Then, after the crisis, he founded his own company, TIKO-plastic, which grew into one of the market leaders, Nizhny Novgorod businessman Igor Yesin. He owned the privatized Research and Design Institute for Urea and Organic Synthesis Products and sat without orders. To survive, he decided to open a side business for the production of plastic bags, and it turned out to be very profitable.
During the crisis of 2008, many small enterprises went bankrupt, and the rest began to expand production.
According to participants in the plastic bag market surveyed by RBC, there is not a single company with a share of more than 20%. “There are five to seven manufacturers that produce from 500 to 1000 tons of products per month,” says Andrey Novikov. “And there are several hundred, as a rule, regional producers with smaller volumes – 50-100 tons per month.”
“Large companies do not benefit from the bag production business, for them it is troublesome and much less profitable than the export of petrochemicals,” explains Igor Fomin from the Dar company, which produces about 6,000 tons of bags per year.

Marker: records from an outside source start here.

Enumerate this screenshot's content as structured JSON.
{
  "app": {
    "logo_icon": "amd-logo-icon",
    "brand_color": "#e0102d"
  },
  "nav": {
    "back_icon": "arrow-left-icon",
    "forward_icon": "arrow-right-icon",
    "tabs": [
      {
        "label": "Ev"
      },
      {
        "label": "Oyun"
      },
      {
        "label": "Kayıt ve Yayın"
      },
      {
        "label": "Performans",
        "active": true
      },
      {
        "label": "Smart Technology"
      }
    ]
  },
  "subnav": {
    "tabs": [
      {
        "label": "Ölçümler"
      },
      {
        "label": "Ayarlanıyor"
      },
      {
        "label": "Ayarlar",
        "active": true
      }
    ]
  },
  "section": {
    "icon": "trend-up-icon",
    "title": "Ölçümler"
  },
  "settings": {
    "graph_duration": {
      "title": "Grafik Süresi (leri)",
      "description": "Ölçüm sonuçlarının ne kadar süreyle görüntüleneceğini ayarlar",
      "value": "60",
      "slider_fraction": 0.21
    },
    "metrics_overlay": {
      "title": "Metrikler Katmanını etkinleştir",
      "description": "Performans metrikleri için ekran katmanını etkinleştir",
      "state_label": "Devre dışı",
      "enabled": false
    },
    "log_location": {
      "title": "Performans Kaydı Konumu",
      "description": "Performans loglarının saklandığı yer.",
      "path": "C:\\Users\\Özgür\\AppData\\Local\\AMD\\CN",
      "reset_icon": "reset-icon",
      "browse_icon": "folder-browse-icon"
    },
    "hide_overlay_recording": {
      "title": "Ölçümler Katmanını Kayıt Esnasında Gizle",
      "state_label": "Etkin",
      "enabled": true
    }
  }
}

The main clients of bag manufacturers are non-chain retail, that is, small shops, as well as small and medium-sized wholesalers.
Retail chains place one-time orders for tens of millions of packages, but if you add up the annual sales volumes of packages in X5 Retail Group, Magnit, Dixy and Auchan, the figure will hardly exceed 2 billion pieces. That is, the four largest retail chains account for no more than 3% of the market.